|Project Title||Understanding Community Resilience - Updating, Populating and Analyzing Community Project Databases|
|Project Summary||Collaborate with EPA partners, populate and mine searchable databases of community improvement partnership projects with local agencies/communities/universities. This will help provide clues as to how municipalities address challenges including those associated with resilience.|
|Agency||Environmental Protection Agency|
|Number of Interns||3|

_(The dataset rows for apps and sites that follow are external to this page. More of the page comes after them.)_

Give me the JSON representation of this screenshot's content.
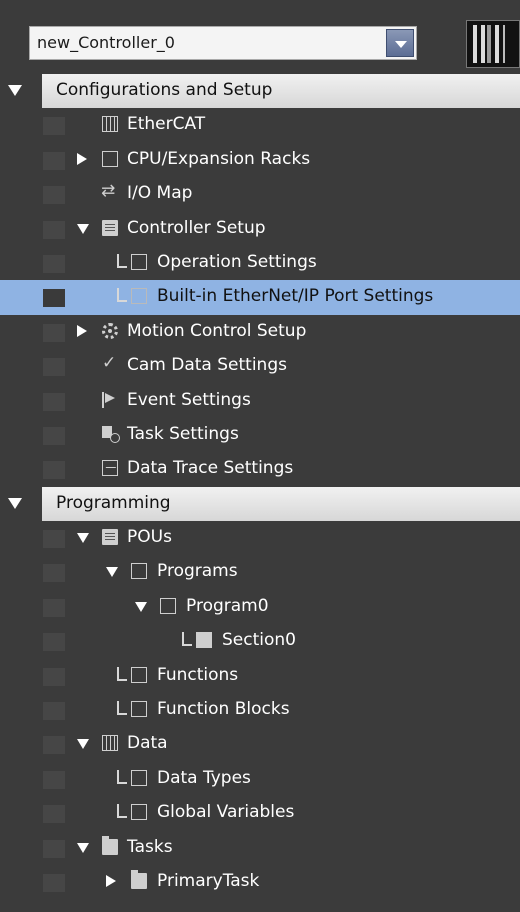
{
  "controller_select": {
    "value": "new_Controller_0"
  },
  "sections": {
    "config": {
      "label": "Configurations and Setup"
    },
    "programming": {
      "label": "Programming"
    }
  },
  "items": {
    "ethercat": {
      "label": "EtherCAT"
    },
    "cpu_racks": {
      "label": "CPU/Expansion Racks"
    },
    "io_map": {
      "label": "I/O Map"
    },
    "controller_setup": {
      "label": "Controller Setup"
    },
    "operation_settings": {
      "label": "Operation Settings"
    },
    "ethernet_port": {
      "label": "Built-in EtherNet/IP Port Settings"
    },
    "motion_setup": {
      "label": "Motion Control Setup"
    },
    "cam_data": {
      "label": "Cam Data Settings"
    },
    "event_settings": {
      "label": "Event Settings"
    },
    "task_settings": {
      "label": "Task Settings"
    },
    "data_trace": {
      "label": "Data Trace Settings"
    },
    "pous": {
      "label": "POUs"
    },
    "programs": {
      "label": "Programs"
    },
    "program0": {
      "label": "Program0"
    },
    "section0": {
      "label": "Section0"
    },
    "functions": {
      "label": "Functions"
    },
    "function_blocks": {
      "label": "Function Blocks"
    },
    "data": {
      "label": "Data"
    },
    "data_types": {
      "label": "Data Types"
    },
    "global_variables": {
      "label": "Global Variables"
    },
    "tasks": {
      "label": "Tasks"
    },
    "primary_task": {
      "label": "PrimaryTask"
    }
  },
  "colors": {
    "background": "#3b3b3b",
    "selection": "#8fb3e3",
    "header": "#e4e4e4"
  }
}
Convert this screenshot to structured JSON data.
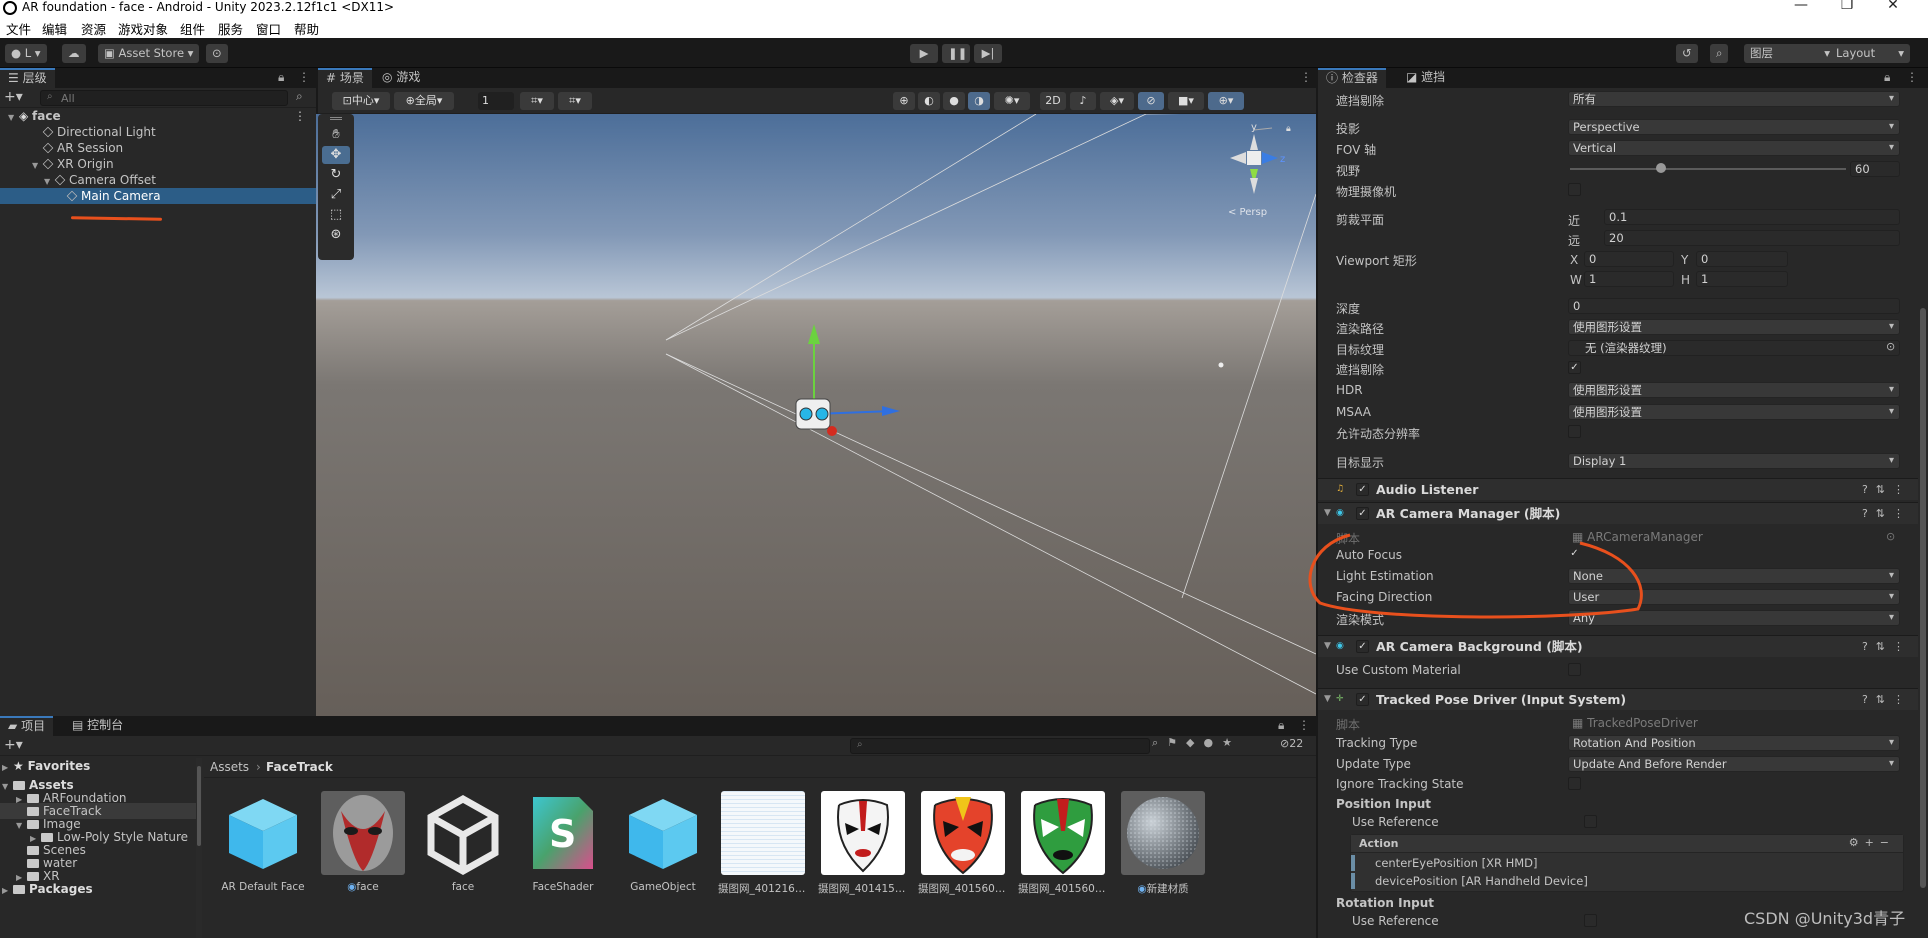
{
  "window": {
    "title": "AR foundation - face - Android - Unity 2023.2.12f1c1 <DX11>",
    "controls": [
      "—",
      "❐",
      "✕"
    ]
  },
  "menu": [
    "文件",
    "编辑",
    "资源",
    "游戏对象",
    "组件",
    "服务",
    "窗口",
    "帮助"
  ],
  "toolbar": {
    "account": "L",
    "asset_store": "Asset Store",
    "layers": "图层",
    "layout": "Layout"
  },
  "hierarchy": {
    "tab": "层级",
    "search_placeholder": "All",
    "items": [
      {
        "label": "face",
        "indent": 0,
        "type": "scene"
      },
      {
        "label": "Directional Light",
        "indent": 2
      },
      {
        "label": "AR Session",
        "indent": 2
      },
      {
        "label": "XR Origin",
        "indent": 2
      },
      {
        "label": "Camera Offset",
        "indent": 3
      },
      {
        "label": "Main Camera",
        "indent": 4,
        "selected": true
      }
    ]
  },
  "scene": {
    "tab_scene": "场景",
    "tab_game": "游戏",
    "pivot": "中心",
    "global": "全局",
    "grid_size": "1",
    "mode_2d": "2D",
    "persp_label": "< Persp"
  },
  "inspector": {
    "tab_inspector": "检查器",
    "tab_navigation": "遮挡",
    "camera": {
      "culling_label": "遮挡剔除",
      "culling": "所有",
      "projection_label": "投影",
      "projection": "Perspective",
      "fov_axis_label": "FOV 轴",
      "fov_axis": "Vertical",
      "fov_label": "视野",
      "fov": "60",
      "physical_label": "物理摄像机",
      "clip_label": "剪裁平面",
      "near_label": "近",
      "near": "0.1",
      "far_label": "远",
      "far": "20",
      "viewport_label": "Viewport 矩形",
      "vx": "0",
      "vy": "0",
      "vw": "1",
      "vh": "1",
      "depth_label": "深度",
      "depth": "0",
      "render_path_label": "渲染路径",
      "render_path": "使用图形设置",
      "target_tex_label": "目标纹理",
      "target_tex": "无 (渲染器纹理)",
      "occlusion_label": "遮挡剔除",
      "hdr_label": "HDR",
      "hdr": "使用图形设置",
      "msaa_label": "MSAA",
      "msaa": "使用图形设置",
      "dyn_res_label": "允许动态分辨率",
      "target_display_label": "目标显示",
      "target_display": "Display 1"
    },
    "audio_listener": "Audio Listener",
    "ar_cam_manager": {
      "title": "AR Camera Manager (脚本)",
      "script_label": "脚本",
      "script": "ARCameraManager",
      "auto_focus": "Auto Focus",
      "light_est_label": "Light Estimation",
      "light_est": "None",
      "facing_label": "Facing Direction",
      "facing": "User",
      "render_mode_label": "渲染模式",
      "render_mode": "Any"
    },
    "ar_cam_bg": {
      "title": "AR Camera Background (脚本)",
      "custom_mat": "Use Custom Material"
    },
    "tpd": {
      "title": "Tracked Pose Driver (Input System)",
      "script_label": "脚本",
      "script": "TrackedPoseDriver",
      "tracking_type_label": "Tracking Type",
      "tracking_type": "Rotation And Position",
      "update_type_label": "Update Type",
      "update_type": "Update And Before Render",
      "ignore_label": "Ignore Tracking State",
      "pos_input": "Position Input",
      "use_ref": "Use Reference",
      "action": "Action",
      "bind1": "centerEyePosition [XR HMD]",
      "bind2": "devicePosition [AR Handheld Device]",
      "rot_input": "Rotation Input",
      "use_ref2": "Use Reference"
    }
  },
  "project": {
    "tab_project": "项目",
    "tab_console": "控制台",
    "breadcrumb_root": "Assets",
    "breadcrumb_leaf": "FaceTrack",
    "hidden_count": "22",
    "tree": [
      {
        "label": "Favorites",
        "indent": 0,
        "bold": true,
        "star": true
      },
      {
        "label": "Assets",
        "indent": 0,
        "bold": true
      },
      {
        "label": "ARFoundation",
        "indent": 1
      },
      {
        "label": "FaceTrack",
        "indent": 1,
        "selected": true
      },
      {
        "label": "Image",
        "indent": 1
      },
      {
        "label": "Low-Poly Style Nature",
        "indent": 2
      },
      {
        "label": "Scenes",
        "indent": 1
      },
      {
        "label": "water",
        "indent": 1
      },
      {
        "label": "XR",
        "indent": 1
      },
      {
        "label": "Packages",
        "indent": 0,
        "bold": true
      }
    ],
    "assets": [
      "AR Default Face",
      "face",
      "face",
      "FaceShader",
      "GameObject",
      "摄图网_4012162...",
      "摄图网_4014155...",
      "摄图网_4015603...",
      "摄图网_4015604...",
      "新建材质"
    ]
  },
  "watermark": "CSDN @Unity3d青子",
  "colors": {
    "accent": "#3a79bb",
    "selection": "#2c5d87",
    "annotation": "#e8501d"
  }
}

Municipalities throughout the country are challenged with prioritizing which of their many needs to address with limited resources. These challenges include economic development, well-being of residents, protecting the local infrastructure and environment and complying with regulations. In the scheme of things, municipalities may or may not prioritize actions focused on enhancing their resilience – i.e., ability to withstand, recover from, and adapt to major system shocks, e.g., flooding, fires, earthquakes, epidemics, and extreme weather events.
The extent to which and how communities evaluate, plan for, and/or invest in resilience, and their degree of success are open questions. To develop suitable resilience guidance for communities, it would be valuable to better understand what communities typically plan for and invest in with respect to resilience, what are barriers, and what works.
Throughout the U.S., local governments have been partnering with universities to advance priority projects using the Educational Partnerships for Innovation in Communities (EPIC) model. Across a range of programs, universities with EPIC Programs have completed more than 1500 projects with local governments that were identified as priorities by their local partners. These projects address a broad suite of needs related to economic development, community revitalization, human well-being, sustainability and resilience. As new projects are completed, student interns will help update the searchable database. This will include date of completion, policy area, partnering community, university program, faculty and courses engaged, the number and level of students and hours deployed, issues, solutions, and recommendations.
Opportunities may arise based on intern interests to also work with state-run AmeriCorps Programs (like California’s CivicSpark) developing searchable databases of completed projects that advance climate change adaptation and resilience.
Once populated, coding and analysis of data from these databases can be performed depending on program needs and intern interests.
Other important skills include: Attention to detail; Computer fluency; Curiosity; Ability to ask questions; Ability to work iteratively; Comfortable working virtually. Preferred, but not required: Experience managing large data sets and working with/coding qualitative databases; Google suite and Microsoft office suite; and Data analysis.
EPA is committed to assisting local governments in improving community health, sustainability and resiliency; and is interested in EPIC because the model allows local governments and communities to tap into the abundance of capacity within universities. EPIC-N also provides a venue through which EPA can share and advance local and national strategies, tools and priorities. A partnership with EPIC-N provides access to the information and database. Student interns will be working with a diverse team with representatives from EPA’s Office of Research and Development (ORD), Pacific Southwest Regional Office, and EPIC-N.